Worthwhile September 13, 2019

It's Friday the thirteenth. That's bad right? Maybe something fun will happen today. I took a week off so today there are four bits of goodness for your weekend reading. Be encouraged, perplexed and try to keep rhythm. The week began with the sad news that a well-known pastor had taken his own life. Jarrid Wilson was a Southern California mega-church associate pastor and author. He also was a vocal and active advocate for raising awareness of mental health issues as he shared of his own struggles with depression. In light of this loss Justin Taylor shared snippets from Mark Meynell’s  When Darkness Seems My Closest Friend: Reflections on Life and Ministry with Depression . Three things you can do to help friends with depression are be present, persist, and reassure. Read the list here . And if you find yourself on the edge please reach out to the Suicide Prevention Hotline 1-800-273-8255. Next from Tyler Braun, a piece on the reluctant leader . Braun shares how he has questi

Contending Over Commenting

I have been reading the latest book from Mark Sayers on renewal in the church through a remnant of discontents seeking Jesus. Reappearing Church: The Hope of Renewal in the Rise of Our Post-Christian Age . It is stirring some good thoughts and hopefully refining me as I attempt to lead such a ragtag remnant. This weekend though one line really put a pin in something I have experienced in leadership. In a chapter calling the church to move away from consumerism Sayers says this: " Consumer Christianity is a form of cultural Christianity that compromises the cross with self rather than flag, mixing the worship of God with the worship of options, personal autonomy, low commitment, and opinion over responsibility. " First, we have to recognize our penchant to be consumers. Even those of us in the Christian subculture that prefer hymns over fog machines, we are likely to pursue church, and dare I say, community as a consumer. I do it, you do it, we all do. From that point we recog

What we need for Mondays

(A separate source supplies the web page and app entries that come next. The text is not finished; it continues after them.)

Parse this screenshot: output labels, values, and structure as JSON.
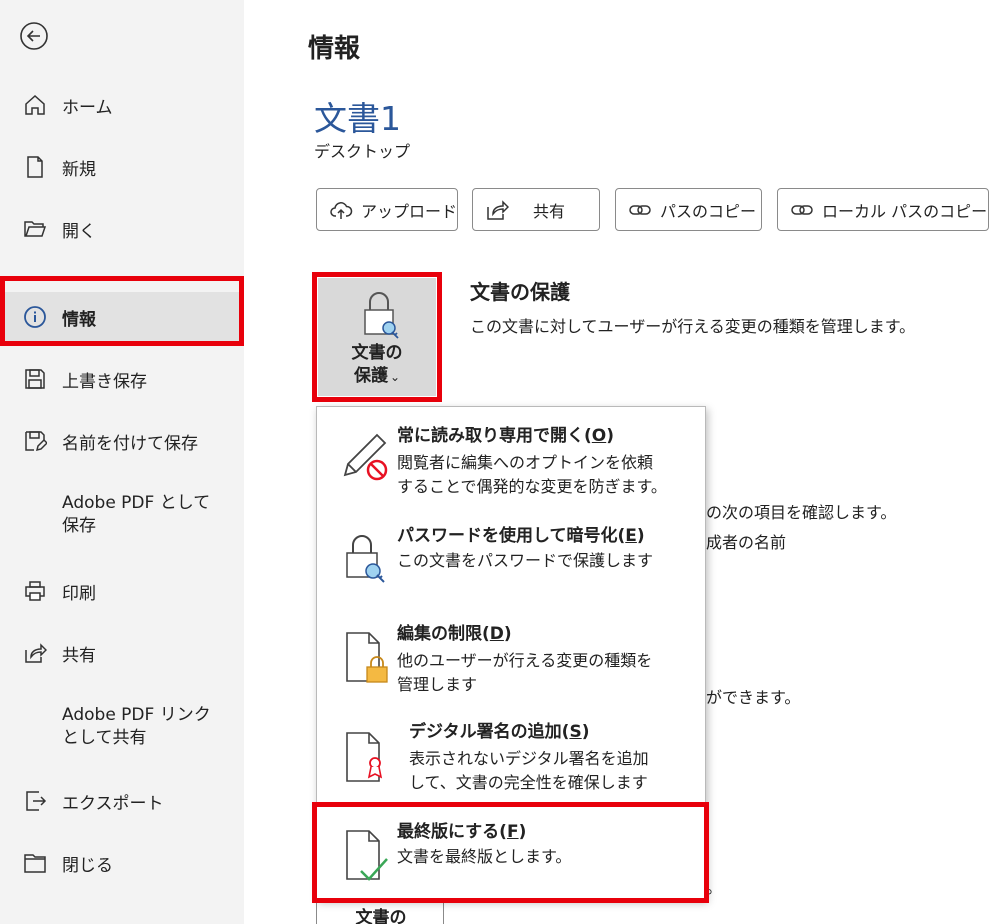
{
  "sidebar": {
    "items": [
      {
        "label": "ホーム"
      },
      {
        "label": "新規"
      },
      {
        "label": "開く"
      },
      {
        "label": "情報"
      },
      {
        "label": "上書き保存"
      },
      {
        "label": "名前を付けて保存"
      },
      {
        "label": "Adobe PDF として\n保存"
      },
      {
        "label": "印刷"
      },
      {
        "label": "共有"
      },
      {
        "label": "Adobe PDF リンク\nとして共有"
      },
      {
        "label": "エクスポート"
      },
      {
        "label": "閉じる"
      }
    ]
  },
  "main": {
    "page_title": "情報",
    "doc_title": "文書1",
    "doc_location": "デスクトップ",
    "toolbar": [
      {
        "label": "アップロード"
      },
      {
        "label": "共有"
      },
      {
        "label": "パスのコピー"
      },
      {
        "label": "ローカル パスのコピー"
      }
    ],
    "protect": {
      "tile_line1": "文書の",
      "tile_line2": "保護",
      "title": "文書の保護",
      "description": "この文書に対してユーザーが行える変更の種類を管理します。"
    },
    "background_text": {
      "line1": "の次の項目を確認します。",
      "line2": "成者の名前",
      "line3": "ができます。",
      "line4": "。",
      "bottom_tile": "文書の"
    }
  },
  "menu": {
    "items": [
      {
        "title": "常に読み取り専用で開く(",
        "key": "O",
        "title_end": ")",
        "description": "閲覧者に編集へのオプトインを依頼\nすることで偶発的な変更を防ぎます。"
      },
      {
        "title": "パスワードを使用して暗号化(",
        "key": "E",
        "title_end": ")",
        "description": "この文書をパスワードで保護します"
      },
      {
        "title": "編集の制限(",
        "key": "D",
        "title_end": ")",
        "description": "他のユーザーが行える変更の種類を\n管理します"
      },
      {
        "title": "デジタル署名の追加(",
        "key": "S",
        "title_end": ")",
        "description": "表示されないデジタル署名を追加\nして、文書の完全性を確保します"
      },
      {
        "title": "最終版にする(",
        "key": "F",
        "title_end": ")",
        "description": "文書を最終版とします。"
      }
    ]
  },
  "colors": {
    "accent": "#2b579a",
    "highlight_box": "#e8000b",
    "sidebar_bg": "#f3f3f3"
  }
}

“He is the radiance of the glory of God and the exact imprint of his nature, and he upholds the universe by the word of his power. After making purification for sins, he sat down at the right hand of the Majesty on high,” - Hebrews 1:3 Where do you start the week? Is it with the checklist of tasks needing to be done (where I started)? Is it with time for quiet reflection savoring the last moments of weekend? Is it by hitting the snooze button more than once? Maybe a better place for all of us to start is this truth of who Jesus is. God himself. The keeper of the universe. The earth spins on its axis, the planets orbit the sun and each star flickers only because Jesus keep them in place with his very word. Once he was the sacrifice to cover and deal with our sin he sat on the throne of heaven on his way to having all nations as his footstool ushering in his eternal reign over all things. Who has power that could top this? No one and nothing. Not my enemies, colleagues, or partners. Not

Sunday Thinking

As we head to church this morning, or go on vacation, maybe frustrated that the line at starbucks is too long, or that you might run into that weird dude in the church lobby, let's set our mind to prayer for the church across the globe. And maybe think about our western sensibilities and what it would look like to have a kingdom strategy and commitment to Jesus. Having Jesus as our all because we have nothing else...